* **Element data from apps and pages**
====
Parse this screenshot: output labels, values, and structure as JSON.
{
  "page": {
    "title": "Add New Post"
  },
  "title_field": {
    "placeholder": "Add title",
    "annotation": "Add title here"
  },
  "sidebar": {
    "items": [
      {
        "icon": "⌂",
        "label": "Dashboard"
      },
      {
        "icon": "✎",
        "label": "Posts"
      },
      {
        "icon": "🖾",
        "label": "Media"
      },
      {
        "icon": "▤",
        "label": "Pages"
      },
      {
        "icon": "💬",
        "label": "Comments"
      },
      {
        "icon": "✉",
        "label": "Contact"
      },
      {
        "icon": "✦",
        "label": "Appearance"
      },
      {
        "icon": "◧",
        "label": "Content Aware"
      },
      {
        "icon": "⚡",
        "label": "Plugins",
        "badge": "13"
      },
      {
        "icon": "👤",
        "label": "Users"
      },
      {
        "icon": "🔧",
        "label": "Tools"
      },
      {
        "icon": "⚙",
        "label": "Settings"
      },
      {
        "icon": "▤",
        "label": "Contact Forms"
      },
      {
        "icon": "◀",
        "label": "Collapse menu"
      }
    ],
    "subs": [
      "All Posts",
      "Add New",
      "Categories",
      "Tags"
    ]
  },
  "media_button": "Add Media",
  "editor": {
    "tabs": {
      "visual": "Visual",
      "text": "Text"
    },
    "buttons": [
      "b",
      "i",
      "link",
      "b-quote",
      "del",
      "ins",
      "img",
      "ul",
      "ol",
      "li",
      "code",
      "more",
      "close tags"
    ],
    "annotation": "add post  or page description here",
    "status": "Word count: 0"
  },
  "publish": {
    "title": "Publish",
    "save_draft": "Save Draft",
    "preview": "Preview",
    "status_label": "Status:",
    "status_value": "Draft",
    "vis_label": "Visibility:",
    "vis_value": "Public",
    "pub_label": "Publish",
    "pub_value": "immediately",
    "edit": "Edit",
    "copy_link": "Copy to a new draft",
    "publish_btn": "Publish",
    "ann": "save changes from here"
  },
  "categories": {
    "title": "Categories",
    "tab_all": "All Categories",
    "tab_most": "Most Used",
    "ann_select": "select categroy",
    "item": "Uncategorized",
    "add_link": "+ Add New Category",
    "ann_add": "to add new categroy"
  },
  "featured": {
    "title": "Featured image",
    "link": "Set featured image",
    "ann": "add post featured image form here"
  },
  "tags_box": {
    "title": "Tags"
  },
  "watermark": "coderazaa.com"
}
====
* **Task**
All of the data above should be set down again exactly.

* **Response to the task**
Parse this screenshot: output labels, values, and structure as JSON.
{
  "page": {
    "title": "Add New Post"
  },
  "title_field": {
    "placeholder": "Add title",
    "annotation": "Add title here"
  },
  "sidebar": {
    "items": [
      {
        "icon": "⌂",
        "label": "Dashboard"
      },
      {
        "icon": "✎",
        "label": "Posts"
      },
      {
        "icon": "🖾",
        "label": "Media"
      },
      {
        "icon": "▤",
        "label": "Pages"
      },
      {
        "icon": "💬",
        "label": "Comments"
      },
      {
        "icon": "✉",
        "label": "Contact"
      },
      {
        "icon": "✦",
        "label": "Appearance"
      },
      {
        "icon": "◧",
        "label": "Content Aware"
      },
      {
        "icon": "⚡",
        "label": "Plugins",
        "badge": "13"
      },
      {
        "icon": "👤",
        "label": "Users"
      },
      {
        "icon": "🔧",
        "label": "Tools"
      },
      {
        "icon": "⚙",
        "label": "Settings"
      },
      {
        "icon": "▤",
        "label": "Contact Forms"
      },
      {
        "icon": "◀",
        "label": "Collapse menu"
      }
    ],
    "subs": [
      "All Posts",
      "Add New",
      "Categories",
      "Tags"
    ]
  },
  "media_button": "Add Media",
  "editor": {
    "tabs": {
      "visual": "Visual",
      "text": "Text"
    },
    "buttons": [
      "b",
      "i",
      "link",
      "b-quote",
      "del",
      "ins",
      "img",
      "ul",
      "ol",
      "li",
      "code",
      "more",
      "close tags"
    ],
    "annotation": "add post  or page description here",
    "status": "Word count: 0"
  },
  "publish": {
    "title": "Publish",
    "save_draft": "Save Draft",
    "preview": "Preview",
    "status_label": "Status:",
    "status_value": "Draft",
    "vis_label": "Visibility:",
    "vis_value": "Public",
    "pub_label": "Publish",
    "pub_value": "immediately",
    "edit": "Edit",
    "copy_link": "Copy to a new draft",
    "publish_btn": "Publish",
    "ann": "save changes from here"
  },
  "categories": {
    "title": "Categories",
    "tab_all": "All Categories",
    "tab_most": "Most Used",
    "ann_select": "select categroy",
    "item": "Uncategorized",
    "add_link": "+ Add New Category",
    "ann_add": "to add new categroy"
  },
  "featured": {
    "title": "Featured image",
    "link": "Set featured image",
    "ann": "add post featured image form here"
  },
  "tags_box": {
    "title": "Tags"
  },
  "watermark": "coderazaa.com"
}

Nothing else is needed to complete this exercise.